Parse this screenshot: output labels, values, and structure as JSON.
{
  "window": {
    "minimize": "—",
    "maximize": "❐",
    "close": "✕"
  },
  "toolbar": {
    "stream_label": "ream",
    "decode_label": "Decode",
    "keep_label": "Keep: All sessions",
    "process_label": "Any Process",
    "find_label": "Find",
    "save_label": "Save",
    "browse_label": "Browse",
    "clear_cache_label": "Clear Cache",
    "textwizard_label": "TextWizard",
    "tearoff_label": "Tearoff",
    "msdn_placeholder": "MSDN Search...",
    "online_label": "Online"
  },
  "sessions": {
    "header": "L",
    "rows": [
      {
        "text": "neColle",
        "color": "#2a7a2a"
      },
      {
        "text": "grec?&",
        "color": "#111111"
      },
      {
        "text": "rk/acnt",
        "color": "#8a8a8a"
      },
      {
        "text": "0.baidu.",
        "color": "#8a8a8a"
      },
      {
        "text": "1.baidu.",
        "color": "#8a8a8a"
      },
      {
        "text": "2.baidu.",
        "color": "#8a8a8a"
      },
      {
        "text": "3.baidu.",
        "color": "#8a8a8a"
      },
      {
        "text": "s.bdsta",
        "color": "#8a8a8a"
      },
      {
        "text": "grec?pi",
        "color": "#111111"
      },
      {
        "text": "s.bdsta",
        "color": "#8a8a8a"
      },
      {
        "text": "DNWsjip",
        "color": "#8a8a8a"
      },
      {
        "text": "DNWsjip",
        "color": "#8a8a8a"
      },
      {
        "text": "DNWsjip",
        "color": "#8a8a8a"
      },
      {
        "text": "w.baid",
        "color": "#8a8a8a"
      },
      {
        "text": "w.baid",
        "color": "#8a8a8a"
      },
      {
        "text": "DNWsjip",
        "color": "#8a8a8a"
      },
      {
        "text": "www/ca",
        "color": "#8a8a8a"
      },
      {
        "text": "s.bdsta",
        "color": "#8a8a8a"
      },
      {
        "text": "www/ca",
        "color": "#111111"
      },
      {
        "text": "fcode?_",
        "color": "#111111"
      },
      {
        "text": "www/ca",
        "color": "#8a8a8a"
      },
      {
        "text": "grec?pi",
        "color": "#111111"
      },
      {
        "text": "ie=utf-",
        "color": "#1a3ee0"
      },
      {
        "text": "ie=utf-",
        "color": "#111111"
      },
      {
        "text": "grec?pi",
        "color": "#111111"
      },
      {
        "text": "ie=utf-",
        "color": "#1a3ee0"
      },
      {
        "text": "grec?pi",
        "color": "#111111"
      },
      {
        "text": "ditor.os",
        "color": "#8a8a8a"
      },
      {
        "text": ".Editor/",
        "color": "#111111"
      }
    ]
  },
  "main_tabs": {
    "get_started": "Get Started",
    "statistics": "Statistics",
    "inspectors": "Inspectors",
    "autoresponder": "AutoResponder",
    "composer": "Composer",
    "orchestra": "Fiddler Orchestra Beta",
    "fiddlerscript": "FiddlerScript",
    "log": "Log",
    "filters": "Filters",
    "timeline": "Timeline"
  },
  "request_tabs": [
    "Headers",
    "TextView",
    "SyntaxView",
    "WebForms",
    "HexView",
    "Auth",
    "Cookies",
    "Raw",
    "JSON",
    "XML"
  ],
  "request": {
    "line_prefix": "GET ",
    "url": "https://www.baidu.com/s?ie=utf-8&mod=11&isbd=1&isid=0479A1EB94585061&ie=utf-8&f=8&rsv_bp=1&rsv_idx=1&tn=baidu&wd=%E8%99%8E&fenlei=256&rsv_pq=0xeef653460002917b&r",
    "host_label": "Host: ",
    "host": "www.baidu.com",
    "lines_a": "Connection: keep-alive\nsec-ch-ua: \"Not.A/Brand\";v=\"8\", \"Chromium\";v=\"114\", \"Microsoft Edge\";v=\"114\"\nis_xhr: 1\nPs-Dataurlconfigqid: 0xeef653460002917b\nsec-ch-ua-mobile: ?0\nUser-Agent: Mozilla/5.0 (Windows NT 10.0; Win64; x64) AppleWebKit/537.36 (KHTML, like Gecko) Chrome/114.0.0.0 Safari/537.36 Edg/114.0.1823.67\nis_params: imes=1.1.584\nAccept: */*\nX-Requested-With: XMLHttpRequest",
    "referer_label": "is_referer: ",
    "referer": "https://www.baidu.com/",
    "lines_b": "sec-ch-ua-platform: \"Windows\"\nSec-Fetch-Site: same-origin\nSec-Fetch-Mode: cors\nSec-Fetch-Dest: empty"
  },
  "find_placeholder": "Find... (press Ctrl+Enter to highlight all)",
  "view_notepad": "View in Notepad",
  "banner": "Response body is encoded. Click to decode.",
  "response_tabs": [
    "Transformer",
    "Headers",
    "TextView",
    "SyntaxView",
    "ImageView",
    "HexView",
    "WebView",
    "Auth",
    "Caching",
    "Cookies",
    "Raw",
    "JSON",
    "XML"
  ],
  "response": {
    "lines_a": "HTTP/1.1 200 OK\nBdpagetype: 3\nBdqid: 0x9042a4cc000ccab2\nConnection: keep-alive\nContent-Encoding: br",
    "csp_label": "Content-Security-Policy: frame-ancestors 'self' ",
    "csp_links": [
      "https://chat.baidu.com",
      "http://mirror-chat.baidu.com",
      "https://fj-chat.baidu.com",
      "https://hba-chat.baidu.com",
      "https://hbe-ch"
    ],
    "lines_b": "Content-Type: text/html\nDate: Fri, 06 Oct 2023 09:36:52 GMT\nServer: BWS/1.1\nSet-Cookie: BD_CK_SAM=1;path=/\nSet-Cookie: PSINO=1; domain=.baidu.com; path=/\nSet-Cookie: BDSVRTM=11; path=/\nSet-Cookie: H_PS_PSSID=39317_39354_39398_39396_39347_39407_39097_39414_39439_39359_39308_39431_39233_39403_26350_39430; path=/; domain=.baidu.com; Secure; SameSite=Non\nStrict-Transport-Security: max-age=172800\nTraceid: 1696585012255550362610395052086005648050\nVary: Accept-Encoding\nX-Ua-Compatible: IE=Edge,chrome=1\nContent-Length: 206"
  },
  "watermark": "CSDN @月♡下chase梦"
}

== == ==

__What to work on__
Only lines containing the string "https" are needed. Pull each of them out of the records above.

__Result of this task__
    "url": "https://www.baidu.com/s?ie=utf-8&mod=11&isbd=1&isid=0479A1EB94585061&ie=utf-8&f=8&rsv_bp=1&rsv_idx=1&tn=baidu&wd=%E8%99%8E&fenlei=256&rsv_pq=0xeef653460002917b&r",
    "referer": "https://www.baidu.com/",
      "https://chat.baidu.com",
      "https://fj-chat.baidu.com",
      "https://hba-chat.baidu.com",
      "https://hbe-ch"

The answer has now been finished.